I have carefully examined what barsh (and I think is never used) to. your correspondent has advanced, col. say, one matter is bigger than another. 845, without its effecting a conviction Whence came this then? From hence, in my mind, that the substratum of that though matter and body be not matter has any other than a verbal or really distinct, but wherever there is mental existence. I admit the truth the one, there is the other; yet matter of many of his remarks; and will not and body stand for two different conundertake to vindicate every expres-ceptions, whereof the one is incomsion used in the article on which plete, and but a part of the other, he has animadverted. I cannot, For body stands for a solid extended however, help thinking, that, after figured substance, whereof matter is what the Bishop of Cloyne has ad- | but a partial and more confused convanced against tbe existence of an ception; it seeming to me to be used insentient substance, if we can but for the substance and solidity of body, prove to our satisfaction the being of without taking in its extension and matter itself, we need not trouble our figure.

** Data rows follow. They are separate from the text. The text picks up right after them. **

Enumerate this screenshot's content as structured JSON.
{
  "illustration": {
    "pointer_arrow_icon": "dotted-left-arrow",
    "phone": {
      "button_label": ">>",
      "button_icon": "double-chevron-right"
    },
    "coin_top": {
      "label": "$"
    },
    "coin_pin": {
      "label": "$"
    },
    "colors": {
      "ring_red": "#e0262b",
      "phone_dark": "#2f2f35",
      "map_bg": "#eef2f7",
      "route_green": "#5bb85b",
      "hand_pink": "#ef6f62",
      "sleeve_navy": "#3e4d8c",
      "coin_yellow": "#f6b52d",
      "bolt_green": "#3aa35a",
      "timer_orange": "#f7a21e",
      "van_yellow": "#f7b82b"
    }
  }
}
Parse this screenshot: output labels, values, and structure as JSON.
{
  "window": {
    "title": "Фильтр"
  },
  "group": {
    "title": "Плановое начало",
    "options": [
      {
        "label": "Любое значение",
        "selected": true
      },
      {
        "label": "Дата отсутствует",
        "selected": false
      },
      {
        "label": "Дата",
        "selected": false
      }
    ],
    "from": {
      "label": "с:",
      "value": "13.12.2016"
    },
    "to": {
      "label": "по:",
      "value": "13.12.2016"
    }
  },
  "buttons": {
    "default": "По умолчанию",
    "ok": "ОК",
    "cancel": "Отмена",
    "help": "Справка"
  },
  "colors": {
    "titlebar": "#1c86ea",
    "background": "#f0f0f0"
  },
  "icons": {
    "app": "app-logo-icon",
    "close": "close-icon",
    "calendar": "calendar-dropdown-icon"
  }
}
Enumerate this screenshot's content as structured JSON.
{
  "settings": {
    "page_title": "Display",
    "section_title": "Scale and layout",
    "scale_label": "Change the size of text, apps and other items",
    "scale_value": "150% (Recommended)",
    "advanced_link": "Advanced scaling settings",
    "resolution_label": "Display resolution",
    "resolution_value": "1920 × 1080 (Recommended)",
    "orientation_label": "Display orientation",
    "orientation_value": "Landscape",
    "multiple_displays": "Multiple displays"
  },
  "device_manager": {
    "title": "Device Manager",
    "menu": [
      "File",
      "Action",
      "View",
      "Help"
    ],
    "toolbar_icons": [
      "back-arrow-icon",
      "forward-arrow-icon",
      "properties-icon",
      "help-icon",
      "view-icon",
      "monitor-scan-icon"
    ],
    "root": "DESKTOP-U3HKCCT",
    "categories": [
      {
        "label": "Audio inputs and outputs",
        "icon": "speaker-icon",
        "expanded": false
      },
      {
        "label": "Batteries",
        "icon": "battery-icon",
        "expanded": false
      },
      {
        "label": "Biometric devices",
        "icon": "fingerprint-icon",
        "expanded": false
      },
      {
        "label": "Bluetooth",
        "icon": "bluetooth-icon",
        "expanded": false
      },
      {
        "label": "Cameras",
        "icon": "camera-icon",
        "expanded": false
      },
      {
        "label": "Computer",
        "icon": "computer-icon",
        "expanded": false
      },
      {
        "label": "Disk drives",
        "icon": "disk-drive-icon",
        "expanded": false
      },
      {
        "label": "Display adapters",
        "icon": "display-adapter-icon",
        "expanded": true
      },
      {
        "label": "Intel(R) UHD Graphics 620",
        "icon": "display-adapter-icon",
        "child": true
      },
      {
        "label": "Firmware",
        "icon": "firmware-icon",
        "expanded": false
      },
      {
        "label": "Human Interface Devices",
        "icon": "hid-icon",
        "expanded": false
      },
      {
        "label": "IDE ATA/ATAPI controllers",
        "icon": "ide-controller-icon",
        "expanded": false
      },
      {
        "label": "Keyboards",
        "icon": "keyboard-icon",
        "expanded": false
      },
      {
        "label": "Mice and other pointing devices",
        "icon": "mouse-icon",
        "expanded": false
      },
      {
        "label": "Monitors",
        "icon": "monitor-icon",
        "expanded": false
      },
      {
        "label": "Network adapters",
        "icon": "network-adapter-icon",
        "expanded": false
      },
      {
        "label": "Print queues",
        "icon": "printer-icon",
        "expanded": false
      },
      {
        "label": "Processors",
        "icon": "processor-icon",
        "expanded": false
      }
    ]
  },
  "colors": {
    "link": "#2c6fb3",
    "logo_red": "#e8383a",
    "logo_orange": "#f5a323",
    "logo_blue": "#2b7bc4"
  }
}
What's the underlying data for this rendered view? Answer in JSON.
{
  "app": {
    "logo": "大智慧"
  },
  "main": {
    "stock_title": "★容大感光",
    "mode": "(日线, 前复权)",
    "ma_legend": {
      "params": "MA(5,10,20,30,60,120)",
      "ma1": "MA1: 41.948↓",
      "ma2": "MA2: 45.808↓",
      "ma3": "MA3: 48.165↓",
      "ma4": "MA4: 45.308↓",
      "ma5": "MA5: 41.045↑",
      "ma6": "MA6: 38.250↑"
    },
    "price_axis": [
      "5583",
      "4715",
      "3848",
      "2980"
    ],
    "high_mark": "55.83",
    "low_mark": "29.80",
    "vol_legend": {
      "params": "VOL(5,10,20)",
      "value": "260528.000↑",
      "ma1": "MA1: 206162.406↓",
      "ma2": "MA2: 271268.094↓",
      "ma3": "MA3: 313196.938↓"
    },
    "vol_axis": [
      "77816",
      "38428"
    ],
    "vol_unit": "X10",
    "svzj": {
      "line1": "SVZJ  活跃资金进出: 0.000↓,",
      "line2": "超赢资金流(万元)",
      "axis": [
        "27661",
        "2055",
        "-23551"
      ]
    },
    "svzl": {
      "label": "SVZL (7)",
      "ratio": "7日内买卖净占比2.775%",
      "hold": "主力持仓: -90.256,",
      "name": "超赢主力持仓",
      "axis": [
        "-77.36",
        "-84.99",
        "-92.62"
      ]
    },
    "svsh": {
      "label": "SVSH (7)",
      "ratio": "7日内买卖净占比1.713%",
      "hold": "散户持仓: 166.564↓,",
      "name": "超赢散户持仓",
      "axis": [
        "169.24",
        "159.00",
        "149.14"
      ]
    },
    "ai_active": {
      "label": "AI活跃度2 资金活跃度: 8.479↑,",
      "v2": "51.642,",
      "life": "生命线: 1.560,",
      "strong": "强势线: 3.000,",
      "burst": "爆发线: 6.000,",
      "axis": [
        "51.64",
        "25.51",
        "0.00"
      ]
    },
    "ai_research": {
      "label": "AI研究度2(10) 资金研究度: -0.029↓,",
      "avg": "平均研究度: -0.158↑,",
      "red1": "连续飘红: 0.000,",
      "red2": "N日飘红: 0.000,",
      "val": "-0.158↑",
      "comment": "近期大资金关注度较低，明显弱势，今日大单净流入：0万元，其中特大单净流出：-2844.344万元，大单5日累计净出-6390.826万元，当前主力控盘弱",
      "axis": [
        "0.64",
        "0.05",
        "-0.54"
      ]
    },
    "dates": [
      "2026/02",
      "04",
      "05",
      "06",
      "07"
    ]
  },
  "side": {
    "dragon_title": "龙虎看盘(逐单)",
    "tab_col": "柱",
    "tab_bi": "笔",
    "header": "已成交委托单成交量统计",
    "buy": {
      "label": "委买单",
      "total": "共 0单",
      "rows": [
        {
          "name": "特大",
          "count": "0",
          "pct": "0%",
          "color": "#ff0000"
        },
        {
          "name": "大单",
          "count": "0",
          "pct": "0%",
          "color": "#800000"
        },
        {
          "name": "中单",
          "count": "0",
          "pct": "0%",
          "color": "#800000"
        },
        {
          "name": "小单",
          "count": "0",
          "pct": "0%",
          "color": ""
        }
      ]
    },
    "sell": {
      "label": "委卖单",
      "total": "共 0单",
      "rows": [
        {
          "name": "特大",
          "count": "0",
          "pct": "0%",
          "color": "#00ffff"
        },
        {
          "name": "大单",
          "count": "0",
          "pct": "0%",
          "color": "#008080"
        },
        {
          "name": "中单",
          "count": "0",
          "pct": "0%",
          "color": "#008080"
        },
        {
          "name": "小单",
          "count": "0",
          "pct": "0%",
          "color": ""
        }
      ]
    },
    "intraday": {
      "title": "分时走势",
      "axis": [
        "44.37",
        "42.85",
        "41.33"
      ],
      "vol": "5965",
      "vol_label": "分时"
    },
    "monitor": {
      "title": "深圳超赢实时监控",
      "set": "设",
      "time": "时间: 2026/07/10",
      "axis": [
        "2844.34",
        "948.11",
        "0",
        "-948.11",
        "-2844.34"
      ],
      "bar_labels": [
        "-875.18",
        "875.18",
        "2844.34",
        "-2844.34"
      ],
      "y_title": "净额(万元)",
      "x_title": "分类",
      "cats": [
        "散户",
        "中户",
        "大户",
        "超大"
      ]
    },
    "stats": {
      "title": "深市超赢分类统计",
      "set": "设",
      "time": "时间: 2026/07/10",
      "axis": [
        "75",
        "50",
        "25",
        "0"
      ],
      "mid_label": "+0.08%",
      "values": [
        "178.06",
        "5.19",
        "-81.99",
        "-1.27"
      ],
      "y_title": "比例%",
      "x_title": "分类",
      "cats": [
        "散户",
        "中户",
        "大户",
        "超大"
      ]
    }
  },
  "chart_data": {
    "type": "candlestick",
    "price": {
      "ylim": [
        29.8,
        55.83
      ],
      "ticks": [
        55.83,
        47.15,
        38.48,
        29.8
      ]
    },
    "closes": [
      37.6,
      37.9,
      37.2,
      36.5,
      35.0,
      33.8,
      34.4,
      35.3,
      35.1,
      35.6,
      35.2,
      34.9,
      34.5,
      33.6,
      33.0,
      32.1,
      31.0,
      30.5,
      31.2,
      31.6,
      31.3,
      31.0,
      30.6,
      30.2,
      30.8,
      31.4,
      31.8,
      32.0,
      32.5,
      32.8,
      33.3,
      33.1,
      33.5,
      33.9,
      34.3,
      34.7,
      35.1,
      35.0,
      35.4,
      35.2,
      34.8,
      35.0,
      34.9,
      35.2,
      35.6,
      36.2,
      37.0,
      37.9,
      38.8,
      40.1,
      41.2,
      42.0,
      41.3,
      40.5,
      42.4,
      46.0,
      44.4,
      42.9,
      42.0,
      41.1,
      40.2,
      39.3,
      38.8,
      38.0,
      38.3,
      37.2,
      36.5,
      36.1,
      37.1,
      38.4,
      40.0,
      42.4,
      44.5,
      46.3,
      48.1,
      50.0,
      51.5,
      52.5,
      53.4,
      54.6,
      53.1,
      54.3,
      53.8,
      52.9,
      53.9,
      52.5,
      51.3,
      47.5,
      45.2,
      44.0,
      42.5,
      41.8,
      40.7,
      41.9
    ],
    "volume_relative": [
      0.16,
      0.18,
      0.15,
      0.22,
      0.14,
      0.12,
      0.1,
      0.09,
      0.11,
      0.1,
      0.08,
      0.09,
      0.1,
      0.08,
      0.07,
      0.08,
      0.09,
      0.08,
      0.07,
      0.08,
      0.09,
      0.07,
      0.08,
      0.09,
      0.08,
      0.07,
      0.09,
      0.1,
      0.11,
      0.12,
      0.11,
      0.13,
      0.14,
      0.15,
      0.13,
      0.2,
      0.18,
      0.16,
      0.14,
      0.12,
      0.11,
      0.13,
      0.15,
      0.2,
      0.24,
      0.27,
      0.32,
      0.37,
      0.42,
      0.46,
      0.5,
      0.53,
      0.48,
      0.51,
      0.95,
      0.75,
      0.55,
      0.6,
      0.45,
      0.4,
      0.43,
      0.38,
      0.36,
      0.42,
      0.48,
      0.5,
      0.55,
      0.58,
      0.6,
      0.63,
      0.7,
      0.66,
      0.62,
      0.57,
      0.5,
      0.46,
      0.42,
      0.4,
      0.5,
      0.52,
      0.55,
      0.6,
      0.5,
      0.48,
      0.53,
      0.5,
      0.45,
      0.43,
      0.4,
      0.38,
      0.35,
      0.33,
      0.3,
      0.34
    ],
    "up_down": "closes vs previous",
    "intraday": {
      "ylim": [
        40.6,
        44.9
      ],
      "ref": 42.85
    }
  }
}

And therefore it is, that selves much about“ an unknown sub- speaking of matter, we speak of it stratum.” However just our views always as one, because in truth it of things may be, if we do not con- expressly contains nothing but the stantly annex a definite and a settled idea of a solid substance, which is meaning to the terms we employ, every where the same, every where misapprehension and confusion are uniform. This being our idea of matthe inevitable result. From the man- | ter, we no more conceive or speak ner in which my instructor uses the differení maliers in the world, than we words matter and substratum, I cannot do of different solidities; though we help suspecting that he does not always both conceive and speak of different keep the notions distinct, which he bodies, because extension and figure associates with these terms. He ap- / are capable of variation. But since pears to me, at least, to use the term solidity cannot exist without extension substratum to denote matter itself; and figure, the taking matter to be and if he does, though between our the name of something really exist opinions on this subject, apparently under that precision, has no do “ wide yawns the gulf,” the difference produced those obscure and unint in reality is more in language than in ligible discourses and disputes, whic thought.
have filled the heads and books of Mr. Locke has some remarks that philosophers concerning materia prim relate to disputes on the nature of which imperfection or abuse, how far matter, which I take the liberty to may concern a great many other genes